By Bill Bradley

Though his may not be as much of a household name as Michael Jordan or Shaq, Bill Bradley had a career that was every bit as extraordinary. As a player on the New York Knicks, he was present for two world championships, not to mention receiving a gold medal in the 1964 Olympics. After his basketball career, he went on to serve three terms as a United States senator. 

From those experiences, he derived these “values,” which he sees as necessary to both basketball and a meaningful life. Passion, discipline, selflessness, respect, perspective, courage, leadership, responsibility, resilience, and imagination – on the court and in Congress, he shows how these “values of the game” applied to every aspect of his life, and how they can apply to yours, too, in this New York Times bestselling book that “may be the single most important present a parent can give a sports-loving child.” (The Dallas Morning News)

Related: 11 Books to Inspire Recent Grads

in these girls, hope is a muscle, a basketball book

In These Girls, Hope Is a Muscle

By Madeleine Blais

Pulitzer Prize-winning journalist Madeleine Blais tells the “extraordinary” (Baltimore Sun) tale of the Amherst Lady Hurricanes in this “beautifully written” book that is a “celebration of girls and athletics.” (USA Today) The result? “A picture of a changing period in American sports history,” according to Publishers Weekly, “when a town rallied around its female athletes in a way that had previously been reserved for males.” 

In a world where inequities among men’s and women’s sports are still being hashed out every day, and the pay gap has yet to close, this is an important and timely read.

Related: 9 Empowering Books for Women

dust bowl girls, a basketball book

Dust Bowl Girls

By Lydia Reeder

“This is a book you can’t put down,” raves The Denver Post about Dust Bowl Girls, Lydia Reeder’s “compelling, heartwarming” story of the Cardinals, an Oklahoma women’s basketball team in the 1930s who were “determined to accomplish the impossible.” 

More than just an exciting sports story of triumph over adversity, Dust Bowl Girls is a portrait of a moment in American history, one in which the nation was desperate for hope and inspiration, and the role of women was changing both at home and on the playing field. This was shown by the Cardinals and their struggle not only to win, but to overcome the doubts and scrutiny of a society that found women’s sports to be “unhealthy” and “unladylike.”

the city game, a basketball book

The City Game

By Pete Axthelm

Basketball may have been invented on a rainy day in Springfield, Massachusetts but, Pete Axthelm’s book argues, it is a game that has a special meaning to New York City. 

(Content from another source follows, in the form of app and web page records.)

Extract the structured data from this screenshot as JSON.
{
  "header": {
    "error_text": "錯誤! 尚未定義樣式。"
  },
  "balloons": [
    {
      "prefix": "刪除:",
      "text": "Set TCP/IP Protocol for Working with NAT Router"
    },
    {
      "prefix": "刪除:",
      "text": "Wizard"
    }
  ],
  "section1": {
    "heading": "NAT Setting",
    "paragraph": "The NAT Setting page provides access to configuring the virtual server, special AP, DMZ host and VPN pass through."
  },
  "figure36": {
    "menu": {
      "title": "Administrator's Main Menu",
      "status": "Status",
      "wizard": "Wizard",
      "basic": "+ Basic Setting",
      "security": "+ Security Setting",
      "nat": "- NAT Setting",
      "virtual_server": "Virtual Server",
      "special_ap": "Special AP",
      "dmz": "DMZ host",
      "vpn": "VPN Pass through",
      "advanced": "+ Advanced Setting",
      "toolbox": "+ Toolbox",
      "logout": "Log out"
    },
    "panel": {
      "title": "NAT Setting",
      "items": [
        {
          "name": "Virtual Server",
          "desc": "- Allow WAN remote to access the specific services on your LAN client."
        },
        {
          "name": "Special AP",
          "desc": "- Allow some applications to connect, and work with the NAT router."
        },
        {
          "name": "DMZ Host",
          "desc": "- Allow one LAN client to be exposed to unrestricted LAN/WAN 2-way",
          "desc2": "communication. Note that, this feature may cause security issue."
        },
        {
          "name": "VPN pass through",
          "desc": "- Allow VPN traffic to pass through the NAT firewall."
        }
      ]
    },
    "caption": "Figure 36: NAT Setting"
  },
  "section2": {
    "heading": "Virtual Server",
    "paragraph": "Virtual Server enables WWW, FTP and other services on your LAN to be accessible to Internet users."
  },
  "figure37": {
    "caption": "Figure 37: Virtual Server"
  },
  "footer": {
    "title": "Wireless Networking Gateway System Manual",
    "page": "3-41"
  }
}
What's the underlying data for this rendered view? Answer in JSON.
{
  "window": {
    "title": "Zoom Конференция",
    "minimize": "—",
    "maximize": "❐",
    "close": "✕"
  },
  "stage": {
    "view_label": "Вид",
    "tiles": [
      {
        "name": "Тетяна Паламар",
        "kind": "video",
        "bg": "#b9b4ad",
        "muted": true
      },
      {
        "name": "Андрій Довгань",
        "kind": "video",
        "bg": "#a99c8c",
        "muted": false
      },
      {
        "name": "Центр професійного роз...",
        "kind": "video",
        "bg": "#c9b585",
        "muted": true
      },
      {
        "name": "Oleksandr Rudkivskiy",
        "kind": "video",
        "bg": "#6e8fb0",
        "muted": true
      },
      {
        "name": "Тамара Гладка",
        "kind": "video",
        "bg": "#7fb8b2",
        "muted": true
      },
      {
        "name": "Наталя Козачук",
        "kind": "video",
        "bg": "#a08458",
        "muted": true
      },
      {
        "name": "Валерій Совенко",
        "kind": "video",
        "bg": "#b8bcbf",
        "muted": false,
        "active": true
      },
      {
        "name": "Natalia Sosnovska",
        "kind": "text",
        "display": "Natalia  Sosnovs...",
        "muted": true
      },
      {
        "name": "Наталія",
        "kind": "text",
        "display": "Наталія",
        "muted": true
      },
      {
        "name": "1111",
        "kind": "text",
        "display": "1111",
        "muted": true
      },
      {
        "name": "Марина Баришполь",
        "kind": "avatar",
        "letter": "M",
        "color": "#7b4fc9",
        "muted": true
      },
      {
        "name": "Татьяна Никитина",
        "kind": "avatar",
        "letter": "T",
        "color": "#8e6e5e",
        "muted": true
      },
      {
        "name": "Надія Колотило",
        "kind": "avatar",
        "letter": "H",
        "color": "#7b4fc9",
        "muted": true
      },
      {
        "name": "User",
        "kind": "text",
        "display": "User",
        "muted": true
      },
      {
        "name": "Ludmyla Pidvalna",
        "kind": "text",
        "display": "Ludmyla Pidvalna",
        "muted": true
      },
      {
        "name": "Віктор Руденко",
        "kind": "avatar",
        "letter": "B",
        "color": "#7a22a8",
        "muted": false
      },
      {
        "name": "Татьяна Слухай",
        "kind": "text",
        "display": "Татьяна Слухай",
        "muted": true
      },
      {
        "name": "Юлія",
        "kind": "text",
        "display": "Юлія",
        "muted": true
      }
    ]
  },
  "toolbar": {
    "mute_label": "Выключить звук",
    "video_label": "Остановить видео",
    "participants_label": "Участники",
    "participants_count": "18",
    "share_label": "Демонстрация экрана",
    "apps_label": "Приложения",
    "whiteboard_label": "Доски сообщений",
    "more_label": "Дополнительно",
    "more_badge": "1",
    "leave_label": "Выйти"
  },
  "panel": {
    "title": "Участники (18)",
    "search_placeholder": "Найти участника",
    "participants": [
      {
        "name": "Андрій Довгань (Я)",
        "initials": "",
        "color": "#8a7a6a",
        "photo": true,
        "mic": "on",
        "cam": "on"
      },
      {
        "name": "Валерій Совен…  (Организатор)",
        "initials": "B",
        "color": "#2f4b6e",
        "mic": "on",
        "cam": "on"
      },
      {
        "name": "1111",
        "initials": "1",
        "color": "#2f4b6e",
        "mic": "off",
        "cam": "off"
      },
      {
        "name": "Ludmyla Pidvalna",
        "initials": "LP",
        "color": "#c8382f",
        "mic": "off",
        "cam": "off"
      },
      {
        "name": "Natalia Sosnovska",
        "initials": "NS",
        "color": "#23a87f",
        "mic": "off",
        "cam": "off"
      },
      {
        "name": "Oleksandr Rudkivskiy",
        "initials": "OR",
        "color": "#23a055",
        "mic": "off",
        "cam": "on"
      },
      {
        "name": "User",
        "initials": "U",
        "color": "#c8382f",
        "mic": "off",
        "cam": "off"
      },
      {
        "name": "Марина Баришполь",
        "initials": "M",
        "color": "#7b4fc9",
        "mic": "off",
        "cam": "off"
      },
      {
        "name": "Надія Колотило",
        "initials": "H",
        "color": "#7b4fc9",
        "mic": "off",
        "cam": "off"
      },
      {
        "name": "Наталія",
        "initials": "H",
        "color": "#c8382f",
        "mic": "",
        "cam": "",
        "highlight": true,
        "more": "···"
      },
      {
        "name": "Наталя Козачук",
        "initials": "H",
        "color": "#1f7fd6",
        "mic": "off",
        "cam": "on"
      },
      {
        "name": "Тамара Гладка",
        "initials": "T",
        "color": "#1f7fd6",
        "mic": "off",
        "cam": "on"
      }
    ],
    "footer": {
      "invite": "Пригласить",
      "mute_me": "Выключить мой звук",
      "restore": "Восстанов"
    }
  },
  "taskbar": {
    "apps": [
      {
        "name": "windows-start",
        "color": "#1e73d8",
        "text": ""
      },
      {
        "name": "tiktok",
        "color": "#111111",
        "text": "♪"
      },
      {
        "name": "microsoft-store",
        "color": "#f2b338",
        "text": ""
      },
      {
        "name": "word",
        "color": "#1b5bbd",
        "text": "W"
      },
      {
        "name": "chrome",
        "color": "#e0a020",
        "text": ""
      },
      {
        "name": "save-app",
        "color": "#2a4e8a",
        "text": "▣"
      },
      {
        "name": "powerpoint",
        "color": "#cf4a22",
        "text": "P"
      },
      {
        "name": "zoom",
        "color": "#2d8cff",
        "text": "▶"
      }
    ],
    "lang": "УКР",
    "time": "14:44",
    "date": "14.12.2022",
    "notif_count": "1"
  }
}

In this unforgettable book, the “master prose stylist” (Sports Illustrated) juxtaposes the games played by the New York Knicks in Madison Square Garden with the kids shooting hoops on the playgrounds of Harlem, showing how New York has basketball in its blood… and has since the beginning, and what that means for the people who live and play in the “greatest city in the world.”

Related: 7 Books Set in New York